The average person has power that s/he parts with via his or her wallet. He parts with his conscience every day through his wallet. For adult-sized footie-pajamas, and flat screens, and jumbo packs of Lay's Potato Chips, and sticks of carcinogenic deodorant that smell of freesia or some exotic island delicacy. I am tired of these people who pretend they cannot choose something else because it's too damned inconvenient to live without the option of shopping for toilet paper at 3 a.m., or for a discounted laptop on Thanksgiving morning. Corporations: I am tired, so tired of Walmart, and Papa John's, and Denny's, and every other entity strong-arming the working person. Consumers: I am disgusted, so very disgusted by people lining up in the godless hours of the night to participate in our most horrid display of national avarice, Black Friday. I sincerely hope the workers of Walmart strike. Strike for all they're worth. Strike, strike, strike, and not be thwarted by corporate intimidation.
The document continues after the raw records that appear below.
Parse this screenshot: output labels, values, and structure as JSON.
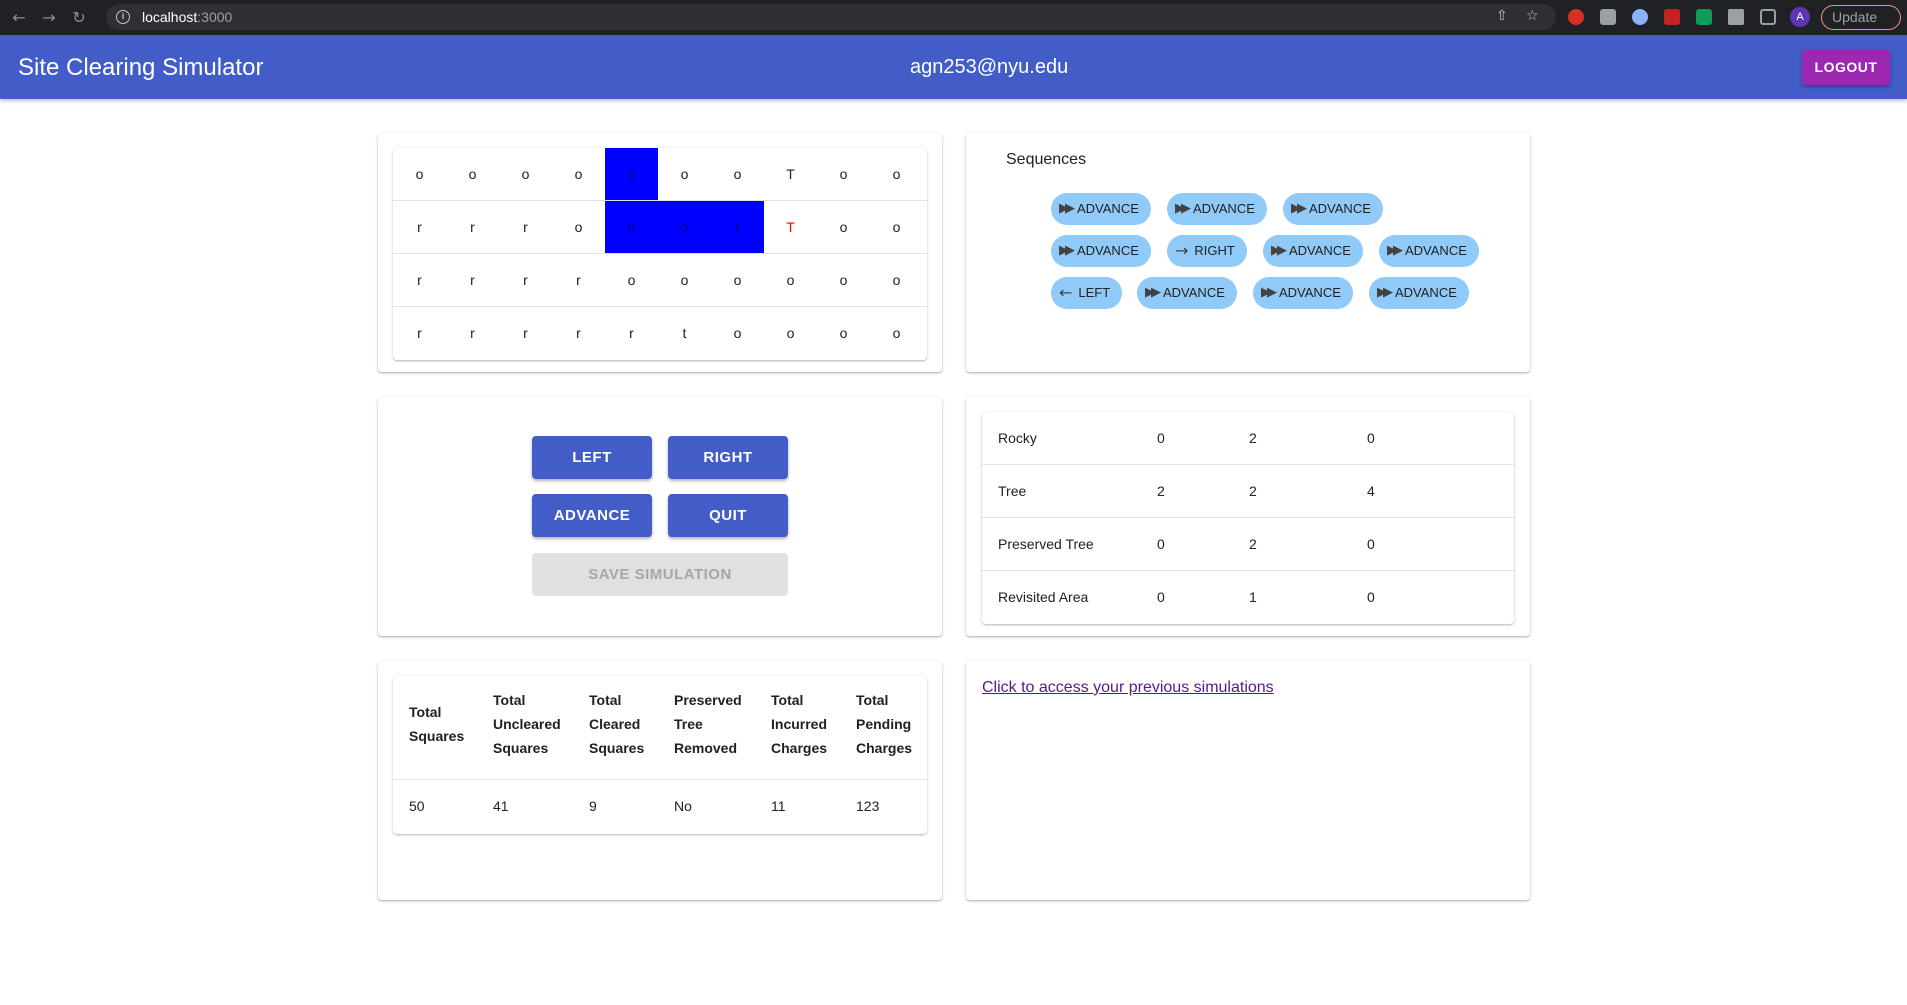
{
  "browser": {
    "url_host": "localhost",
    "url_port": ":3000",
    "profile_initial": "A",
    "update_label": "Update"
  },
  "header": {
    "title": "Site Clearing Simulator",
    "user": "agn253@nyu.edu",
    "logout_label": "LOGOUT"
  },
  "grid": [
    [
      {
        "v": "o",
        "s": ""
      },
      {
        "v": "o",
        "s": ""
      },
      {
        "v": "o",
        "s": ""
      },
      {
        "v": "o",
        "s": ""
      },
      {
        "v": "o",
        "s": "cleared"
      },
      {
        "v": "o",
        "s": ""
      },
      {
        "v": "o",
        "s": ""
      },
      {
        "v": "T",
        "s": ""
      },
      {
        "v": "o",
        "s": ""
      },
      {
        "v": "o",
        "s": ""
      }
    ],
    [
      {
        "v": "r",
        "s": ""
      },
      {
        "v": "r",
        "s": ""
      },
      {
        "v": "r",
        "s": ""
      },
      {
        "v": "o",
        "s": ""
      },
      {
        "v": "o",
        "s": "cleared"
      },
      {
        "v": "o",
        "s": "cleared"
      },
      {
        "v": "t",
        "s": "cleared"
      },
      {
        "v": "T",
        "s": "red"
      },
      {
        "v": "o",
        "s": ""
      },
      {
        "v": "o",
        "s": ""
      }
    ],
    [
      {
        "v": "r",
        "s": ""
      },
      {
        "v": "r",
        "s": ""
      },
      {
        "v": "r",
        "s": ""
      },
      {
        "v": "r",
        "s": ""
      },
      {
        "v": "o",
        "s": ""
      },
      {
        "v": "o",
        "s": ""
      },
      {
        "v": "o",
        "s": ""
      },
      {
        "v": "o",
        "s": ""
      },
      {
        "v": "o",
        "s": ""
      },
      {
        "v": "o",
        "s": ""
      }
    ],
    [
      {
        "v": "r",
        "s": ""
      },
      {
        "v": "r",
        "s": ""
      },
      {
        "v": "r",
        "s": ""
      },
      {
        "v": "r",
        "s": ""
      },
      {
        "v": "r",
        "s": ""
      },
      {
        "v": "t",
        "s": ""
      },
      {
        "v": "o",
        "s": ""
      },
      {
        "v": "o",
        "s": ""
      },
      {
        "v": "o",
        "s": ""
      },
      {
        "v": "o",
        "s": ""
      }
    ]
  ],
  "sequences": {
    "title": "Sequences",
    "chips": [
      {
        "label": "ADVANCE",
        "icon": "fast-forward-icon"
      },
      {
        "label": "ADVANCE",
        "icon": "fast-forward-icon"
      },
      {
        "label": "ADVANCE",
        "icon": "fast-forward-icon"
      },
      {
        "label": "ADVANCE",
        "icon": "fast-forward-icon"
      },
      {
        "label": "RIGHT",
        "icon": "arrow-right-icon"
      },
      {
        "label": "ADVANCE",
        "icon": "fast-forward-icon"
      },
      {
        "label": "ADVANCE",
        "icon": "fast-forward-icon"
      },
      {
        "label": "LEFT",
        "icon": "arrow-left-icon"
      },
      {
        "label": "ADVANCE",
        "icon": "fast-forward-icon"
      },
      {
        "label": "ADVANCE",
        "icon": "fast-forward-icon"
      },
      {
        "label": "ADVANCE",
        "icon": "fast-forward-icon"
      }
    ]
  },
  "controls": {
    "left": "LEFT",
    "right": "RIGHT",
    "advance": "ADVANCE",
    "quit": "QUIT",
    "save": "SAVE SIMULATION"
  },
  "stats": [
    [
      "Rocky",
      "0",
      "2",
      "0"
    ],
    [
      "Tree",
      "2",
      "2",
      "4"
    ],
    [
      "Preserved Tree",
      "0",
      "2",
      "0"
    ],
    [
      "Revisited Area",
      "0",
      "1",
      "0"
    ]
  ],
  "summary": {
    "headers": [
      [
        "Total",
        "Squares"
      ],
      [
        "Total",
        "Uncleared",
        "Squares"
      ],
      [
        "Total",
        "Cleared",
        "Squares"
      ],
      [
        "Preserved",
        "Tree",
        "Removed"
      ],
      [
        "Total",
        "Incurred",
        "Charges"
      ],
      [
        "Total",
        "Pending",
        "Charges"
      ]
    ],
    "values": [
      "50",
      "41",
      "9",
      "No",
      "11",
      "123"
    ]
  },
  "previous_link": "Click to access your previous simulations",
  "colors": {
    "app_bar": "#425cc8",
    "logout": "#9c27b0",
    "chip": "#90caf9",
    "cleared_cell": "#0000ff"
  }
}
It is not anti-American or class warfare or socialist or lazy or godless to want a living wage for yourself or others. It is basic human dignity.
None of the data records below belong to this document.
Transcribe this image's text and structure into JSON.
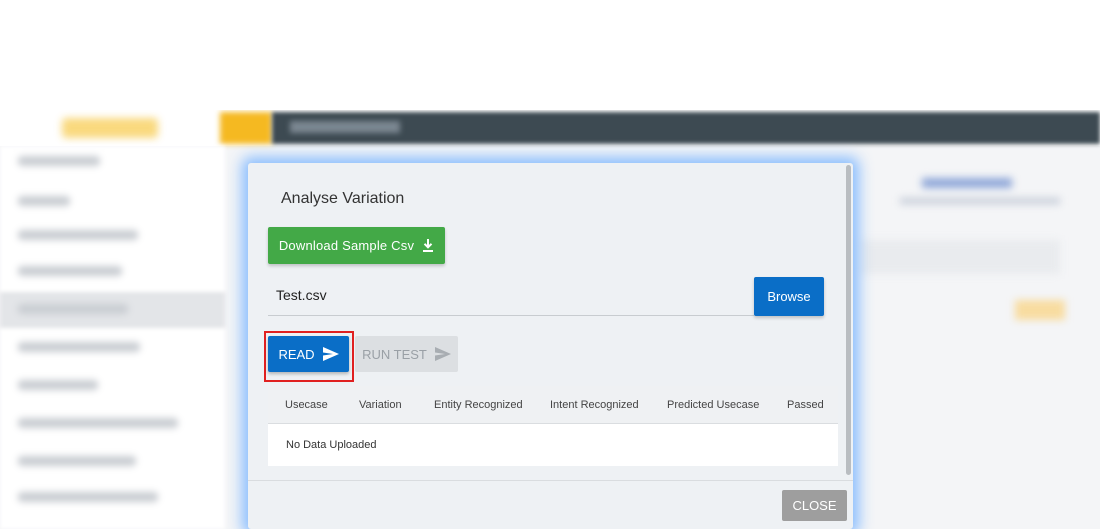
{
  "modal": {
    "title": "Analyse Variation",
    "download_label": "Download Sample Csv",
    "file_value": "Test.csv",
    "browse_label": "Browse",
    "read_label": "READ",
    "run_test_label": "RUN TEST",
    "close_label": "CLOSE"
  },
  "table": {
    "columns": [
      "Usecase",
      "Variation",
      "Entity Recognized",
      "Intent Recognized",
      "Predicted Usecase",
      "Passed"
    ],
    "empty_text": "No Data Uploaded"
  },
  "colors": {
    "download": "#43a947",
    "primary": "#0a6ec7",
    "disabled": "#dcdfe2",
    "close": "#9e9e9e",
    "highlight": "#e02020"
  }
}
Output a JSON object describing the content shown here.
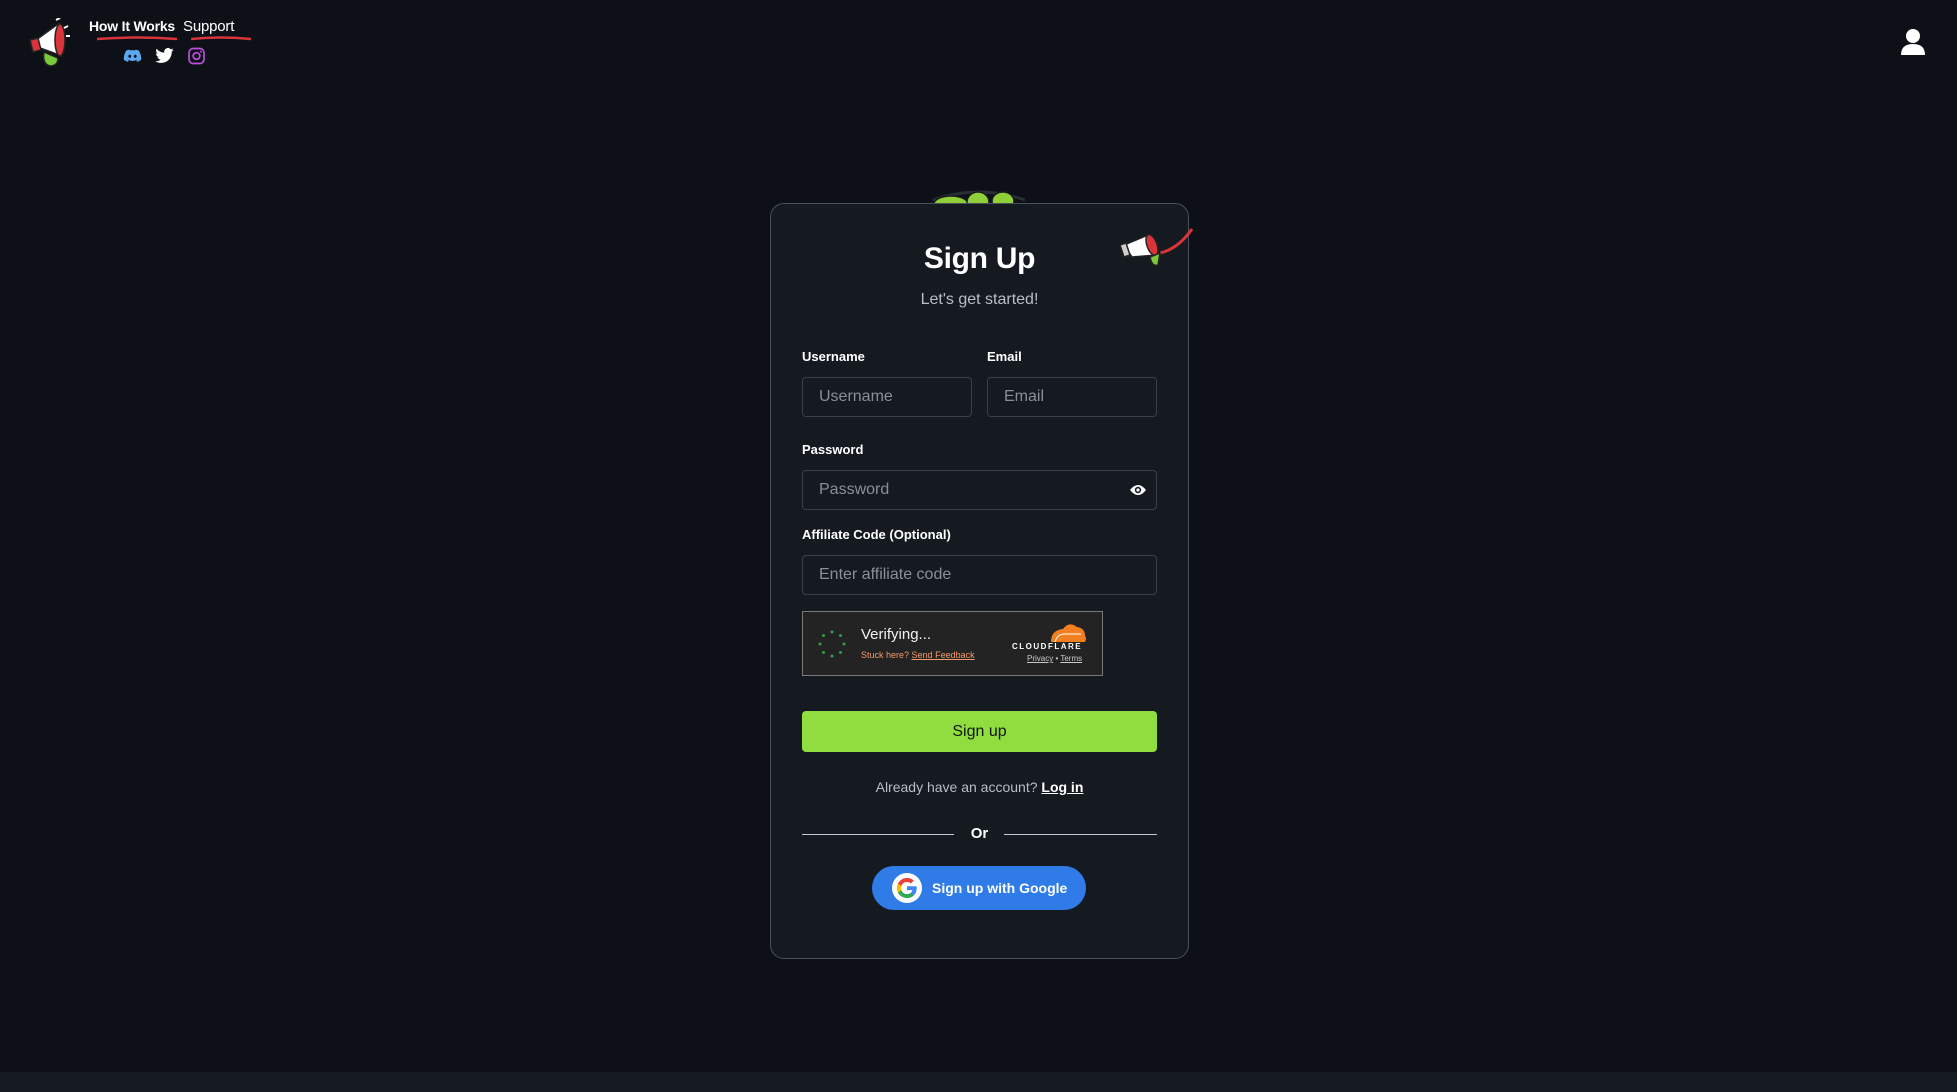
{
  "header": {
    "nav": [
      {
        "label": "How It Works"
      },
      {
        "label": "Support"
      }
    ],
    "social_icons": [
      "discord-icon",
      "twitter-icon",
      "instagram-icon"
    ],
    "account_icon": "user-icon"
  },
  "signup": {
    "title": "Sign Up",
    "subtitle": "Let's get started!",
    "username": {
      "label": "Username",
      "placeholder": "Username",
      "value": ""
    },
    "email": {
      "label": "Email",
      "placeholder": "Email",
      "value": ""
    },
    "password": {
      "label": "Password",
      "placeholder": "Password",
      "value": ""
    },
    "affiliate": {
      "label": "Affiliate Code (Optional)",
      "placeholder": "Enter affiliate code",
      "value": ""
    },
    "captcha": {
      "status": "Verifying...",
      "stuck_text": "Stuck here?",
      "feedback_link": "Send Feedback",
      "brand": "CLOUDFLARE",
      "privacy_link": "Privacy",
      "separator": "•",
      "terms_link": "Terms"
    },
    "submit_label": "Sign up",
    "login_prompt": "Already have an account?",
    "login_link": "Log in",
    "divider_label": "Or",
    "google_label": "Sign up with Google"
  },
  "colors": {
    "background": "#0d1117",
    "card": "#151a21",
    "primary_button": "#8fdd3e",
    "google_button": "#2f7be8",
    "discord": "#5aa8f0",
    "instagram": "#c04fe0",
    "cloudflare": "#f38020"
  }
}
There's an essay that people on Twitter are getting incised about: "How to live Without Irony," by Christy Wampole. It's basically a critique of hipster culture, and boy are the hipsters defensive in their responses to this opinion piece! I can't help but feel a bit inclined to agree with the writer. Hipsters also "produce a distinct irritation in me," but I'd probably have to say it's because I've felt largely alienated or rejected by that whole culture. I'm never cool enough to belong with the cool kids and their various cultural appropriations which are always, excruciatingly, out of my reach for reasons beyond my control.